Input for this task:

○ ○ ○ ○ ○

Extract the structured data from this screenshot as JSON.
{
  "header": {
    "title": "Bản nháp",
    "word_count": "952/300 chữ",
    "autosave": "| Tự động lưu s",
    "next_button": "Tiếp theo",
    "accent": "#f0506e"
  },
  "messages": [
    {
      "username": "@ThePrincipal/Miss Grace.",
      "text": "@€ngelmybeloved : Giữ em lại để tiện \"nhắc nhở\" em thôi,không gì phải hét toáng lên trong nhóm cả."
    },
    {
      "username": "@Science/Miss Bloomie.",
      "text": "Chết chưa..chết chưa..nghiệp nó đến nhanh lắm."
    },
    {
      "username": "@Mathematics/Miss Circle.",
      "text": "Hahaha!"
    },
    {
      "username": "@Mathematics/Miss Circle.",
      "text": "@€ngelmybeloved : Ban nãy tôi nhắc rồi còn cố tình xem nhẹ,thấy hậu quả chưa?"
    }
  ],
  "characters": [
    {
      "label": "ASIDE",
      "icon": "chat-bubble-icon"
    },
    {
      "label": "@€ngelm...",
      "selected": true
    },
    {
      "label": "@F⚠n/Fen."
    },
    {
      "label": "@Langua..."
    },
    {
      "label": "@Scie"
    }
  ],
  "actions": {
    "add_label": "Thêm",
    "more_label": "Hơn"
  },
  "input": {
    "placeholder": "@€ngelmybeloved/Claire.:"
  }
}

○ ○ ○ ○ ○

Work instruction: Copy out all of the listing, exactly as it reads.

Your solution:
Extract the structured data from this screenshot as JSON.
{
  "header": {
    "title": "Bản nháp",
    "word_count": "952/300 chữ",
    "autosave": "| Tự động lưu s",
    "next_button": "Tiếp theo",
    "accent": "#f0506e"
  },
  "messages": [
    {
      "username": "@ThePrincipal/Miss Grace.",
      "text": "@€ngelmybeloved : Giữ em lại để tiện \"nhắc nhở\" em thôi,không gì phải hét toáng lên trong nhóm cả."
    },
    {
      "username": "@Science/Miss Bloomie.",
      "text": "Chết chưa..chết chưa..nghiệp nó đến nhanh lắm."
    },
    {
      "username": "@Mathematics/Miss Circle.",
      "text": "Hahaha!"
    },
    {
      "username": "@Mathematics/Miss Circle.",
      "text": "@€ngelmybeloved : Ban nãy tôi nhắc rồi còn cố tình xem nhẹ,thấy hậu quả chưa?"
    }
  ],
  "characters": [
    {
      "label": "ASIDE",
      "icon": "chat-bubble-icon"
    },
    {
      "label": "@€ngelm...",
      "selected": true
    },
    {
      "label": "@F⚠n/Fen."
    },
    {
      "label": "@Langua..."
    },
    {
      "label": "@Scie"
    }
  ],
  "actions": {
    "add_label": "Thêm",
    "more_label": "Hơn"
  },
  "input": {
    "placeholder": "@€ngelmybeloved/Claire.:"
  }
}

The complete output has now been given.